* [INSTRUCTIONS FOR THE TASK]:
Would you retype the records below exactly as they appear?

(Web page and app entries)
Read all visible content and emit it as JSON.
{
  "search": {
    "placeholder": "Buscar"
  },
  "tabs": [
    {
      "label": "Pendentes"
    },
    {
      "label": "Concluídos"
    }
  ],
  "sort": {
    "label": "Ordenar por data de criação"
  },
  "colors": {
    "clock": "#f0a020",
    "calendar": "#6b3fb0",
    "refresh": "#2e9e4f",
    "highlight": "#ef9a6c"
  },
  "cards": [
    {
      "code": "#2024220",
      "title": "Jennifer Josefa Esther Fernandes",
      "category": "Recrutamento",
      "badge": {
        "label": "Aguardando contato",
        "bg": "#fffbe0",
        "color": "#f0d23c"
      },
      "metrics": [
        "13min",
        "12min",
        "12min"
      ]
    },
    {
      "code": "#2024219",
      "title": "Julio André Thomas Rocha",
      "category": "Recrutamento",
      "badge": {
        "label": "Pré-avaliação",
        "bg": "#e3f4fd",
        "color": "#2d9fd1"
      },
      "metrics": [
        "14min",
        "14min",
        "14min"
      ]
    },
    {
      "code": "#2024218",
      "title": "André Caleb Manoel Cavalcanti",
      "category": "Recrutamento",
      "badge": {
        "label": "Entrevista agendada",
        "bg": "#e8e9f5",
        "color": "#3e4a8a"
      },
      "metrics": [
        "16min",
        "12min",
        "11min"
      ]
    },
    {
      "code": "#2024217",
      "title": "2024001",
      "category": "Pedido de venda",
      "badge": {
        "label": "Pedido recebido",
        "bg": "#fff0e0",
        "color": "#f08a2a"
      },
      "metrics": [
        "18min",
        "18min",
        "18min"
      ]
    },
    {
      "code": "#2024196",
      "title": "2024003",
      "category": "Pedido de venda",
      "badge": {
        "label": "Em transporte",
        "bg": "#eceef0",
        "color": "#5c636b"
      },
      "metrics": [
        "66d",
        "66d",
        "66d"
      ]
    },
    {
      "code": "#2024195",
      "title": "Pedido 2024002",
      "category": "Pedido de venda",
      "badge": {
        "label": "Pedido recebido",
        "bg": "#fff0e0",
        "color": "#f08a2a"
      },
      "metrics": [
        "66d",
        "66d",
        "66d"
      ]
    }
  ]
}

* [WRITTEN SOLUTION]:
Read all visible content and emit it as JSON.
{
  "search": {
    "placeholder": "Buscar"
  },
  "tabs": [
    {
      "label": "Pendentes"
    },
    {
      "label": "Concluídos"
    }
  ],
  "sort": {
    "label": "Ordenar por data de criação"
  },
  "colors": {
    "clock": "#f0a020",
    "calendar": "#6b3fb0",
    "refresh": "#2e9e4f",
    "highlight": "#ef9a6c"
  },
  "cards": [
    {
      "code": "#2024220",
      "title": "Jennifer Josefa Esther Fernandes",
      "category": "Recrutamento",
      "badge": {
        "label": "Aguardando contato",
        "bg": "#fffbe0",
        "color": "#f0d23c"
      },
      "metrics": [
        "13min",
        "12min",
        "12min"
      ]
    },
    {
      "code": "#2024219",
      "title": "Julio André Thomas Rocha",
      "category": "Recrutamento",
      "badge": {
        "label": "Pré-avaliação",
        "bg": "#e3f4fd",
        "color": "#2d9fd1"
      },
      "metrics": [
        "14min",
        "14min",
        "14min"
      ]
    },
    {
      "code": "#2024218",
      "title": "André Caleb Manoel Cavalcanti",
      "category": "Recrutamento",
      "badge": {
        "label": "Entrevista agendada",
        "bg": "#e8e9f5",
        "color": "#3e4a8a"
      },
      "metrics": [
        "16min",
        "12min",
        "11min"
      ]
    },
    {
      "code": "#2024217",
      "title": "2024001",
      "category": "Pedido de venda",
      "badge": {
        "label": "Pedido recebido",
        "bg": "#fff0e0",
        "color": "#f08a2a"
      },
      "metrics": [
        "18min",
        "18min",
        "18min"
      ]
    },
    {
      "code": "#2024196",
      "title": "2024003",
      "category": "Pedido de venda",
      "badge": {
        "label": "Em transporte",
        "bg": "#eceef0",
        "color": "#5c636b"
      },
      "metrics": [
        "66d",
        "66d",
        "66d"
      ]
    },
    {
      "code": "#2024195",
      "title": "Pedido 2024002",
      "category": "Pedido de venda",
      "badge": {
        "label": "Pedido recebido",
        "bg": "#fff0e0",
        "color": "#f08a2a"
      },
      "metrics": [
        "66d",
        "66d",
        "66d"
      ]
    }
  ]
}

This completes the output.